And Anderson, behind the camera, brings everything we’d come to expect of him: an eclectic, mood-defining soundtrack, vibrant set design/color palette, and extensive film references (Egan rocks Jean-Paul Belmondo’s blue suit from A WOMAN IS A WOMAN; after one violent outbreak cuts on his knuckles form the word ‘LOVE’, recalling another famous fist from NIGHT OF THE HUNTER.) It’s all tied together by smooth tracking camerawork, courtesy top-class cinematographer Robert Elswit, which recalls the late-period films of Stanley Kubrick and Max Ophüls.

But PTA also brings something else along, something that’s been sorely (and obviously) missing from all of Sandler’s films. The film has a heart, a soul, and a sense of specificity. He blends interludes of abstract visual art (courtesy the late Jeremy Blake) into the feature, edits it to the beat of a hauntingly erratic score (it feels like a warm-up for the instant-classic scores he’d commission from Johnny Greenwood for THE MASTER and THERE WILL BE BLOOD,) and allows it to operate from a dream-logic almost entirely divorced from our own reality. When Egan sprints to Watson’s apartment, he awkwardly carries along with him the harmonium he discovered (stole?) the morning he met her. What should seem strange, pretentious, and distancing instead feels, for lack of a better term, completely and totally right.

A surrealistic experience, equal parts comforting fantasy and anxiety-driven nightmare, PUNCH-DRUNK transcends its many predecessors with a deceptively simple flourish: it values feelings over mechanics. Its hallucinatory construction never feels the need to adhere to anything other than its own mood. It’s a stunningly beautiful film; cutting past your brain to play directly to your heart.

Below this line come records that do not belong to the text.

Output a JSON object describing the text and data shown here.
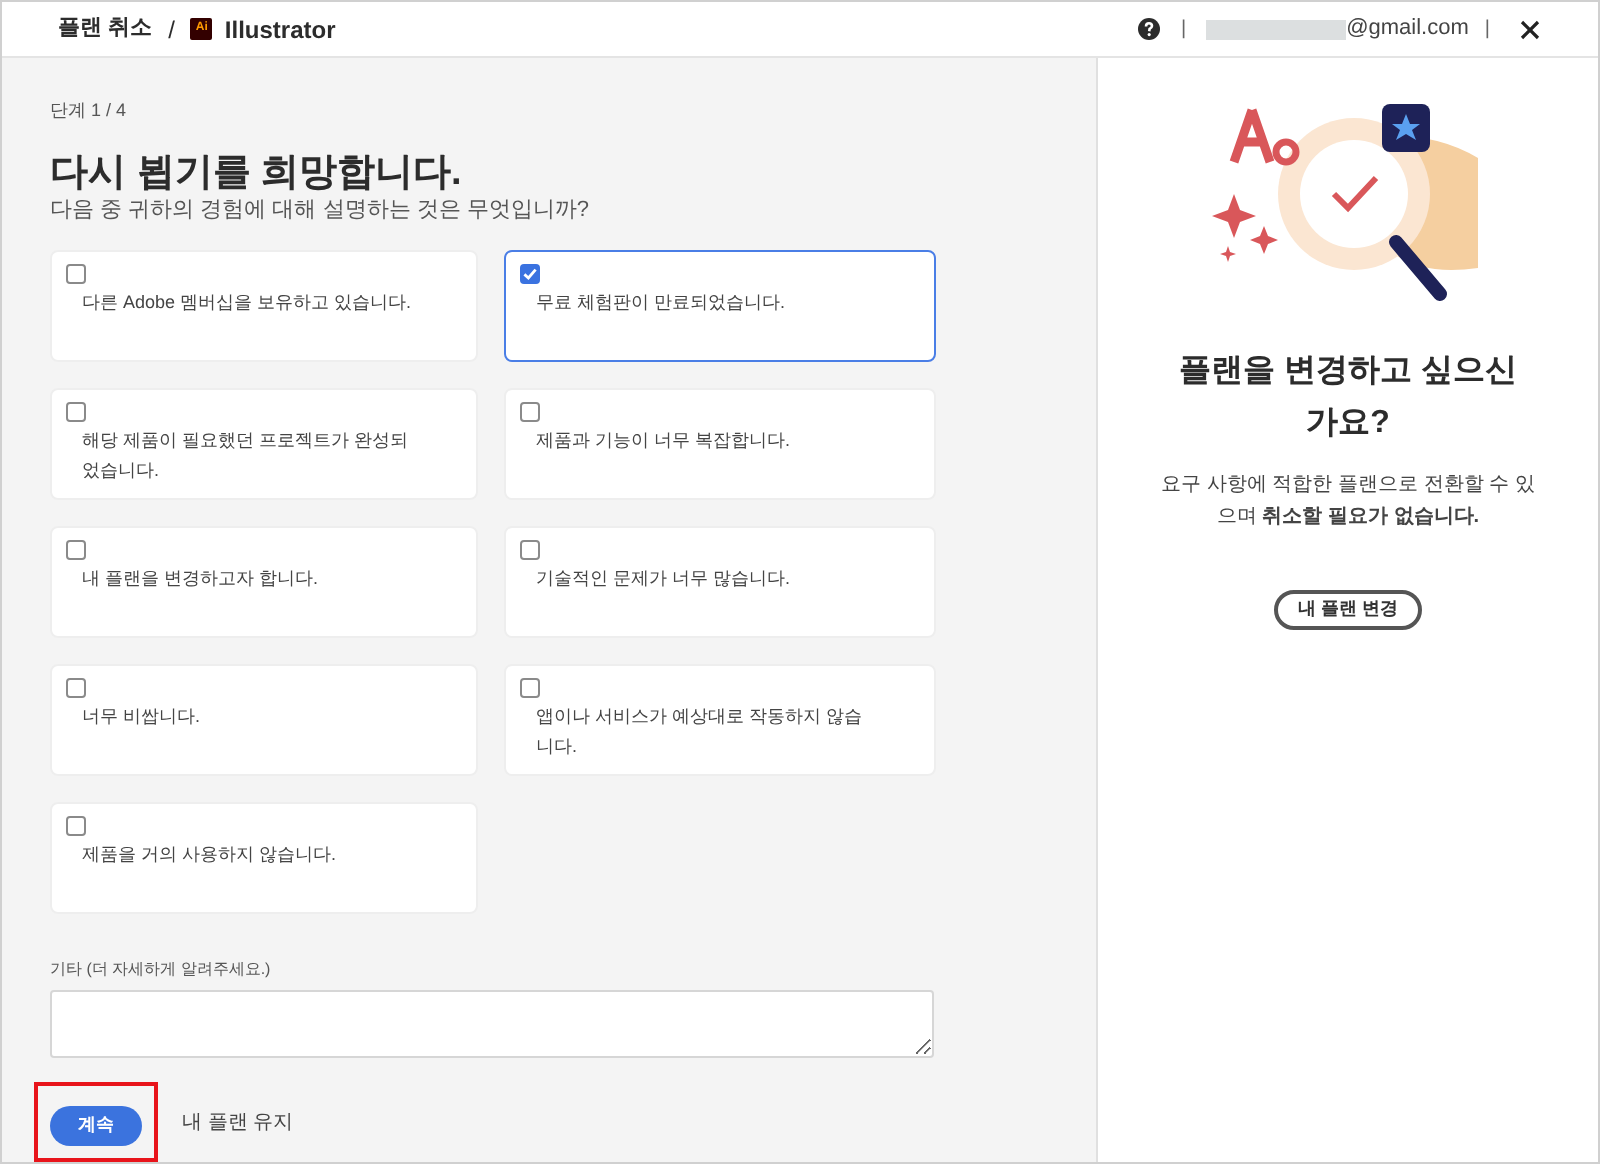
{
  "header": {
    "title": "플랜 취소",
    "separator": "/",
    "app_badge": "Ai",
    "app_name": "Illustrator",
    "email": "@gmail.com",
    "divider": "|"
  },
  "step": "단계 1 / 4",
  "heading": "다시 뵙기를 희망합니다.",
  "subheading": "다음 중 귀하의 경험에 대해 설명하는 것은 무엇입니까?",
  "options": [
    {
      "label": "다른 Adobe 멤버십을 보유하고 있습니다.",
      "checked": false
    },
    {
      "label": "무료 체험판이 만료되었습니다.",
      "checked": true
    },
    {
      "label": "해당 제품이 필요했던 프로젝트가 완성되었습니다.",
      "checked": false
    },
    {
      "label": "제품과 기능이 너무 복잡합니다.",
      "checked": false
    },
    {
      "label": "내 플랜을 변경하고자 합니다.",
      "checked": false
    },
    {
      "label": "기술적인 문제가 너무 많습니다.",
      "checked": false
    },
    {
      "label": "너무 비쌉니다.",
      "checked": false
    },
    {
      "label": "앱이나 서비스가 예상대로 작동하지 않습니다.",
      "checked": false
    },
    {
      "label": "제품을 거의 사용하지 않습니다.",
      "checked": false
    }
  ],
  "other_field": {
    "label": "기타 (더 자세하게 알려주세요.)"
  },
  "continue_button": {
    "label": "계속",
    "highlighted": true
  },
  "keep_link": "내 플랜 유지",
  "side_panel": {
    "title": "플랜을 변경하고 싶으신가요?",
    "description": "요구 사항에 적합한 플랜으로 전환할 수 있으며 **취소할 필요가 없습니다.**",
    "button": "내 플랜 변경"
  }
}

Some love stories are epic, some are sweepingly romantic, but Anderson’s feels nothing less than primal.

His early work mainly recalled Scorsese and Altman, and his last two films Kubrick, but PUNCH-DRUNK is Anderson’s anomaly – a truly singular effort. As a film critic, it’s easy to start thinking you’ve seen it all. And there’s nothing better than being proven wrong. – Jake Mulligan

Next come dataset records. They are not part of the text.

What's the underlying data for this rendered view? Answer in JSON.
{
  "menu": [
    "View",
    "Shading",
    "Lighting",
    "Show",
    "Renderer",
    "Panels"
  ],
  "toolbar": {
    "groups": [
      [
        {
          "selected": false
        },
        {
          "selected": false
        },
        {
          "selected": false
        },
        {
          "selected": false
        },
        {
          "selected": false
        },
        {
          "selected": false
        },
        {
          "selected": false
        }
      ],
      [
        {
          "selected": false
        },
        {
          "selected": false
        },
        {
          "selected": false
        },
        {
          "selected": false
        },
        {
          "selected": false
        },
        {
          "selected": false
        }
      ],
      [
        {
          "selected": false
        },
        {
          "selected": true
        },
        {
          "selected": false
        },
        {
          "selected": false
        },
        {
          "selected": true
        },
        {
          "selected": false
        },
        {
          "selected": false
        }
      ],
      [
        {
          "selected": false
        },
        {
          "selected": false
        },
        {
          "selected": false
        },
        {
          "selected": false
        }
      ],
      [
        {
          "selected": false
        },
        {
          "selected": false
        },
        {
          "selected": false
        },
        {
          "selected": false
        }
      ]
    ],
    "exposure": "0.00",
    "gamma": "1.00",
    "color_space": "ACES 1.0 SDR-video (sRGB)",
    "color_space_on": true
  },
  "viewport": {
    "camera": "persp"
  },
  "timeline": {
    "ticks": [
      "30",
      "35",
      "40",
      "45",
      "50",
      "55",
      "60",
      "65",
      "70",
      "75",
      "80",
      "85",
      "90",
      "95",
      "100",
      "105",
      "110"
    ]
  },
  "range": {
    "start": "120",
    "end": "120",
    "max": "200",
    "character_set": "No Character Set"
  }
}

PUNCH-DRUNK LOVE plays today, 10/23, at 5:30, 7:30, and 9:30. The Brattle Theatre, 40 Brattle Street, Cambridge MA, 02138